• WHAT YOU SHOULD DO:
Where does the string "JSON" appear in the records? Copy each line that holds it.

============

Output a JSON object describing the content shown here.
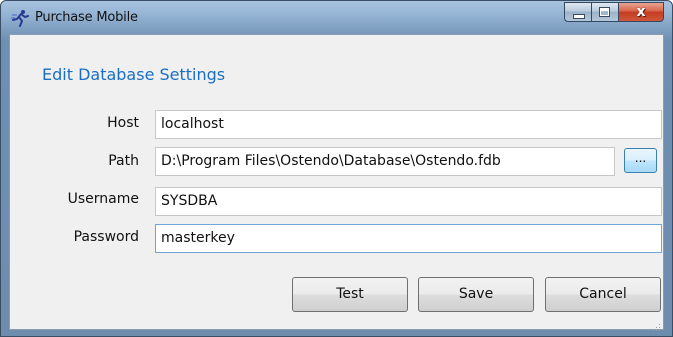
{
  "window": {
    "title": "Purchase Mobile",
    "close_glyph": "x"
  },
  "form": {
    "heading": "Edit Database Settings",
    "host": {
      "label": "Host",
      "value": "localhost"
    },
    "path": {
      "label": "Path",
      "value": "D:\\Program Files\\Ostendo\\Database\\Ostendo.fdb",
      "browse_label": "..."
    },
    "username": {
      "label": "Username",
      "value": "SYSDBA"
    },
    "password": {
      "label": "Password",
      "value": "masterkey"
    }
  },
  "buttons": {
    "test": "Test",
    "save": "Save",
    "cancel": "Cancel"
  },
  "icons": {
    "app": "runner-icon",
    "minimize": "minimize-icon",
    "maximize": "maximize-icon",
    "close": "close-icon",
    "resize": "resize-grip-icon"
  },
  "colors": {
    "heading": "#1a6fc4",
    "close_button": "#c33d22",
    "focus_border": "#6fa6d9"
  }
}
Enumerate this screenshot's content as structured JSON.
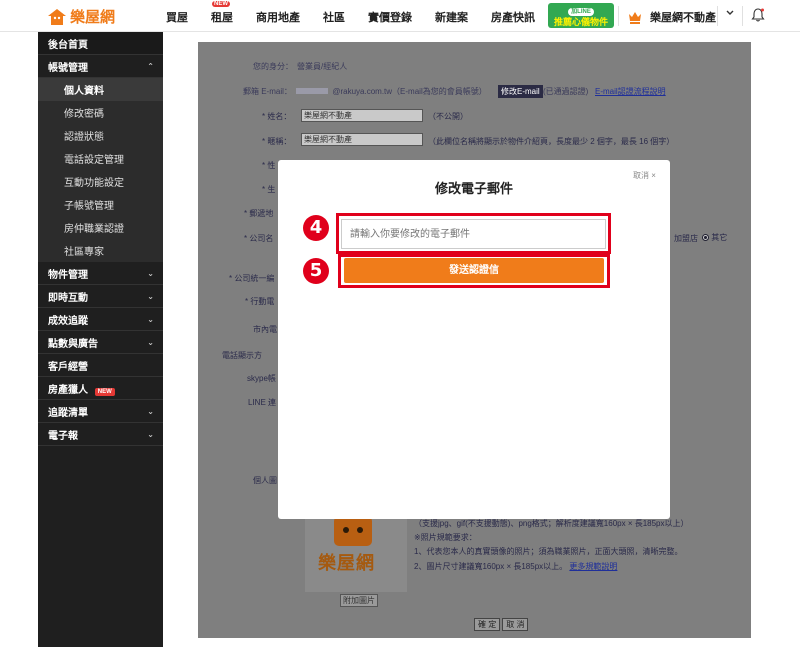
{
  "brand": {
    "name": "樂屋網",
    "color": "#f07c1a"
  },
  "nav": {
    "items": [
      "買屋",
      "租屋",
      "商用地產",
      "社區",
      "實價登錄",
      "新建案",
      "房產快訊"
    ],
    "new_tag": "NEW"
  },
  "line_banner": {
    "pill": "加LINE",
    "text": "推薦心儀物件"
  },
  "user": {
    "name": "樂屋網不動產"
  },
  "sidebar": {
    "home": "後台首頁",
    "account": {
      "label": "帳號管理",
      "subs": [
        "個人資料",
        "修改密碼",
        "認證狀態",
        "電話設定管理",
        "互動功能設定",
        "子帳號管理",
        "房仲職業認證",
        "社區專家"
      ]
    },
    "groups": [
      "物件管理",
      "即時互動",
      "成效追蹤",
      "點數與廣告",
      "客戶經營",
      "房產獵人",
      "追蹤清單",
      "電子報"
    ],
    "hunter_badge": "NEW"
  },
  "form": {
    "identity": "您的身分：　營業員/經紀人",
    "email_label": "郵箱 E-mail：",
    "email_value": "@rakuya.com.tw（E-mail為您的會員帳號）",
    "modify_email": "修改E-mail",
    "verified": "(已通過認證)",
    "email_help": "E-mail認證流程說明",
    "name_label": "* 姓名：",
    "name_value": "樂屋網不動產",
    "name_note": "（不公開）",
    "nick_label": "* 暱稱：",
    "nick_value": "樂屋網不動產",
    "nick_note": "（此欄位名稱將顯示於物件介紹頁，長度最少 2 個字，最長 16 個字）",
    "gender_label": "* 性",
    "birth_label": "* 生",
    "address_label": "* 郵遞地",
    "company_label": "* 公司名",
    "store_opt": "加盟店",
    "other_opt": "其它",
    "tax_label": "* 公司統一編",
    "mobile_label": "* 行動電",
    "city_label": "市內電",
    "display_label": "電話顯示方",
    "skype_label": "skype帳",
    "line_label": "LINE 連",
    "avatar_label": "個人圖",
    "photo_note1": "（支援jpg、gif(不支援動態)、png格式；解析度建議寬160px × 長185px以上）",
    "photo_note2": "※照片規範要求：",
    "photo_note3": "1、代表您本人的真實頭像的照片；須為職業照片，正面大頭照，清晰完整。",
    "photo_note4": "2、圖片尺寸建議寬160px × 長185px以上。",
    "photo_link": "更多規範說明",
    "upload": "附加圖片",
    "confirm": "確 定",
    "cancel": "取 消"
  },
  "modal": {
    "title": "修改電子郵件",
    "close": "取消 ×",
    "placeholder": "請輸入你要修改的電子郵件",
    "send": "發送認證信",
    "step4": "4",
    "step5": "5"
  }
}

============

• YOUR SOLUTION:
Output a JSON object describing the content shown here.
Enumerate this screenshot's content as structured JSON.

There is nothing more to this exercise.